::: Information supplied

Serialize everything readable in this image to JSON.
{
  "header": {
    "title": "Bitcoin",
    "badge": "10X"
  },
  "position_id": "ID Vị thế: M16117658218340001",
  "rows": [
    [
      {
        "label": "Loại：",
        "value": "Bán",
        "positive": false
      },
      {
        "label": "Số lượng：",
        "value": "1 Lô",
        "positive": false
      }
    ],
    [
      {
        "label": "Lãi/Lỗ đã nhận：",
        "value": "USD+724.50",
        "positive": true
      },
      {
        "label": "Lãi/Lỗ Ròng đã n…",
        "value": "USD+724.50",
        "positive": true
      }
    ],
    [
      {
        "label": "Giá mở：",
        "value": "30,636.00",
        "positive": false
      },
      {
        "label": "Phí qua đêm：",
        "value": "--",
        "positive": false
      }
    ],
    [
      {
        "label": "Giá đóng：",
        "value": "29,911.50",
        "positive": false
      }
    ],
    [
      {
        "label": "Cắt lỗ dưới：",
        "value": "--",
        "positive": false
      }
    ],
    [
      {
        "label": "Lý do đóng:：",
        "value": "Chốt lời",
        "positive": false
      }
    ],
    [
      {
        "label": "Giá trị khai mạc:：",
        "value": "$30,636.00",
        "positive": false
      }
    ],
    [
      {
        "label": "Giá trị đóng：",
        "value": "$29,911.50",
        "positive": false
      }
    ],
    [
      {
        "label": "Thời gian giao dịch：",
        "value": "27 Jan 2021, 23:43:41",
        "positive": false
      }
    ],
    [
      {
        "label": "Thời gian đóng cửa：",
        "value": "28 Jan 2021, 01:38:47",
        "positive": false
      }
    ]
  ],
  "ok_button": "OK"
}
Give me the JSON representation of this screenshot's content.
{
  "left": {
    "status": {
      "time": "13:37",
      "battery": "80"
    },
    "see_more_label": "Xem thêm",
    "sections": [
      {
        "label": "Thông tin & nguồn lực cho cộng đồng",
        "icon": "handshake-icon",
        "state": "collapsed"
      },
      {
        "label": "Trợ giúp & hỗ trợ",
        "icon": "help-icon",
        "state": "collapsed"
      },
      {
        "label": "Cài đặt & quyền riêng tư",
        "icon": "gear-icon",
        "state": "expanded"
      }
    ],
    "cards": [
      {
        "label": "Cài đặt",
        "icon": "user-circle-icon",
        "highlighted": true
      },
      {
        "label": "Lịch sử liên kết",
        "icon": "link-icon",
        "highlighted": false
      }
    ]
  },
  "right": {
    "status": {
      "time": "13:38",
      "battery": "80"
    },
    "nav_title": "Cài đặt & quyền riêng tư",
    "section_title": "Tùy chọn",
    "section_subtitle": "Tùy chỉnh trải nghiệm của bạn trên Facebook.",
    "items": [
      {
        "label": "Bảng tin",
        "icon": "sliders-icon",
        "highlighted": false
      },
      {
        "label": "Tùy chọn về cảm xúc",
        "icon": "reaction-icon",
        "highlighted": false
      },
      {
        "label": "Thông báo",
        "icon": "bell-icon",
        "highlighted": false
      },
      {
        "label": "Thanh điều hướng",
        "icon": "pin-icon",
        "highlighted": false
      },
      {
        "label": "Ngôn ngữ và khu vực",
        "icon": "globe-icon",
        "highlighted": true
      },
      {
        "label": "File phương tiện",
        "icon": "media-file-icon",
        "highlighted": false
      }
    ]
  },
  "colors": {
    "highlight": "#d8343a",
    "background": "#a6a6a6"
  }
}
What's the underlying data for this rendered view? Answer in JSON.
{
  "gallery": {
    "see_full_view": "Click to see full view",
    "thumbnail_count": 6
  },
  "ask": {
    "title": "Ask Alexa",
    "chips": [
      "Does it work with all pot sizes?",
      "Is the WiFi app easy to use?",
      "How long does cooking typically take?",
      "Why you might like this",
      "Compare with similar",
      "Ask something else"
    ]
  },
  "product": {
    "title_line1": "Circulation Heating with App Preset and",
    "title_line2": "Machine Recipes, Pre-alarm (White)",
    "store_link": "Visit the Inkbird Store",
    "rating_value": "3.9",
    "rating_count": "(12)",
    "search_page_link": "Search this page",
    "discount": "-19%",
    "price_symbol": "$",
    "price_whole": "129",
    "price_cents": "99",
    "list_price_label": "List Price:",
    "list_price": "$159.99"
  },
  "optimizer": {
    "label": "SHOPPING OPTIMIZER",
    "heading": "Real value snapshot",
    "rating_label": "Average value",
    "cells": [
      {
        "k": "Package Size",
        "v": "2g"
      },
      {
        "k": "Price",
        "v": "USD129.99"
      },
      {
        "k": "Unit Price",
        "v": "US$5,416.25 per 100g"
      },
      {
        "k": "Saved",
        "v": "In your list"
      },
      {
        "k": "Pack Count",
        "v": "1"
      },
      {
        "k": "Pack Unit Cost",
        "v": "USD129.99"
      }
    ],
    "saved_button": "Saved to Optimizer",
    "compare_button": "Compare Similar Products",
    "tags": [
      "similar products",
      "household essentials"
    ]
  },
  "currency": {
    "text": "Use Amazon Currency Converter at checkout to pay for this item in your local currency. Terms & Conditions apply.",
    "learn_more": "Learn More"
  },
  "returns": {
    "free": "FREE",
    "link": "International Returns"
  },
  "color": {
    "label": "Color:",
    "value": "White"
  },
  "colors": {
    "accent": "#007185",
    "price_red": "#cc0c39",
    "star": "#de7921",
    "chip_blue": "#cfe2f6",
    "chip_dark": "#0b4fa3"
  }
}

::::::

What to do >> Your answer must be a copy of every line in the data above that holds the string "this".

Written response >>
Serialize everything readable in this image to JSON.
Give me the JSON representation of this screenshot's content.
What's the underlying data for this rendered view? Answer in JSON.
      "Why you might like this",
    "search_page_link": "Search this page",
    "text": "Use Amazon Currency Converter at checkout to pay for this item in your local currency. Terms & Conditions apply.",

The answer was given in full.